Dataset items
..............................
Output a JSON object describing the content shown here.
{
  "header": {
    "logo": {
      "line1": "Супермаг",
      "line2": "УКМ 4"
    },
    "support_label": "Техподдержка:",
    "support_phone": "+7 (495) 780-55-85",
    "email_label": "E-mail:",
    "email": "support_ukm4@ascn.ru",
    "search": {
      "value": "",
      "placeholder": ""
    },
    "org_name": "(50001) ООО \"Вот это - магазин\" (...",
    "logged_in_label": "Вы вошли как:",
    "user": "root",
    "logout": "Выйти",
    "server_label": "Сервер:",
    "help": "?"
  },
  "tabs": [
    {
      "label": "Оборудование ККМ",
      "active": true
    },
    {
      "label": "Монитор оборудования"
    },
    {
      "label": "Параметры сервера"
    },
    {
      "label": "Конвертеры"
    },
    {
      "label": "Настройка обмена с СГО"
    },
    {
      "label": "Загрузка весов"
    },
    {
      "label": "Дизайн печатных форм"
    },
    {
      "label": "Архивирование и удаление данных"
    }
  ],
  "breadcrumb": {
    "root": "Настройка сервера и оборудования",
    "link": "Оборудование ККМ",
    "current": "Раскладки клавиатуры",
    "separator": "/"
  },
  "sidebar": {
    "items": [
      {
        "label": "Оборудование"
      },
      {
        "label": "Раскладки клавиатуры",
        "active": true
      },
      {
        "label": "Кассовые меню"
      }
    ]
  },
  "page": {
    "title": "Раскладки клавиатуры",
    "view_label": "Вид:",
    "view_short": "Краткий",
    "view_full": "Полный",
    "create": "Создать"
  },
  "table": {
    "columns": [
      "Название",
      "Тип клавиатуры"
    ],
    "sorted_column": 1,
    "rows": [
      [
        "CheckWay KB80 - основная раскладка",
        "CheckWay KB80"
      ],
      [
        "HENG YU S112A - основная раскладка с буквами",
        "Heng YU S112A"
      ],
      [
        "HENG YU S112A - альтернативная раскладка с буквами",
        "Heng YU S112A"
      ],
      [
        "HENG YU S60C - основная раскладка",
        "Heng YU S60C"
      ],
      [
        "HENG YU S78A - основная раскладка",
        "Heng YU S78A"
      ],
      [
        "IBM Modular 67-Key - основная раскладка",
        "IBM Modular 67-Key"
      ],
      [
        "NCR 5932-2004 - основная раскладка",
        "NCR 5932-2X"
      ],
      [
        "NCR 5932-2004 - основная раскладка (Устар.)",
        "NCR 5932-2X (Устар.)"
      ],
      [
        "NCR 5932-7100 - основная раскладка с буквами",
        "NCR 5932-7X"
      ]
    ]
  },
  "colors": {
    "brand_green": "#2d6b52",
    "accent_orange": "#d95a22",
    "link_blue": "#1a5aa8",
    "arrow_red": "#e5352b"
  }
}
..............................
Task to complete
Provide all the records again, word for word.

Response
Output a JSON object describing the content shown here.
{
  "header": {
    "logo": {
      "line1": "Супермаг",
      "line2": "УКМ 4"
    },
    "support_label": "Техподдержка:",
    "support_phone": "+7 (495) 780-55-85",
    "email_label": "E-mail:",
    "email": "support_ukm4@ascn.ru",
    "search": {
      "value": "",
      "placeholder": ""
    },
    "org_name": "(50001) ООО \"Вот это - магазин\" (...",
    "logged_in_label": "Вы вошли как:",
    "user": "root",
    "logout": "Выйти",
    "server_label": "Сервер:",
    "help": "?"
  },
  "tabs": [
    {
      "label": "Оборудование ККМ",
      "active": true
    },
    {
      "label": "Монитор оборудования"
    },
    {
      "label": "Параметры сервера"
    },
    {
      "label": "Конвертеры"
    },
    {
      "label": "Настройка обмена с СГО"
    },
    {
      "label": "Загрузка весов"
    },
    {
      "label": "Дизайн печатных форм"
    },
    {
      "label": "Архивирование и удаление данных"
    }
  ],
  "breadcrumb": {
    "root": "Настройка сервера и оборудования",
    "link": "Оборудование ККМ",
    "current": "Раскладки клавиатуры",
    "separator": "/"
  },
  "sidebar": {
    "items": [
      {
        "label": "Оборудование"
      },
      {
        "label": "Раскладки клавиатуры",
        "active": true
      },
      {
        "label": "Кассовые меню"
      }
    ]
  },
  "page": {
    "title": "Раскладки клавиатуры",
    "view_label": "Вид:",
    "view_short": "Краткий",
    "view_full": "Полный",
    "create": "Создать"
  },
  "table": {
    "columns": [
      "Название",
      "Тип клавиатуры"
    ],
    "sorted_column": 1,
    "rows": [
      [
        "CheckWay KB80 - основная раскладка",
        "CheckWay KB80"
      ],
      [
        "HENG YU S112A - основная раскладка с буквами",
        "Heng YU S112A"
      ],
      [
        "HENG YU S112A - альтернативная раскладка с буквами",
        "Heng YU S112A"
      ],
      [
        "HENG YU S60C - основная раскладка",
        "Heng YU S60C"
      ],
      [
        "HENG YU S78A - основная раскладка",
        "Heng YU S78A"
      ],
      [
        "IBM Modular 67-Key - основная раскладка",
        "IBM Modular 67-Key"
      ],
      [
        "NCR 5932-2004 - основная раскладка",
        "NCR 5932-2X"
      ],
      [
        "NCR 5932-2004 - основная раскладка (Устар.)",
        "NCR 5932-2X (Устар.)"
      ],
      [
        "NCR 5932-7100 - основная раскладка с буквами",
        "NCR 5932-7X"
      ]
    ]
  },
  "colors": {
    "brand_green": "#2d6b52",
    "accent_orange": "#d95a22",
    "link_blue": "#1a5aa8",
    "arrow_red": "#e5352b"
  }
}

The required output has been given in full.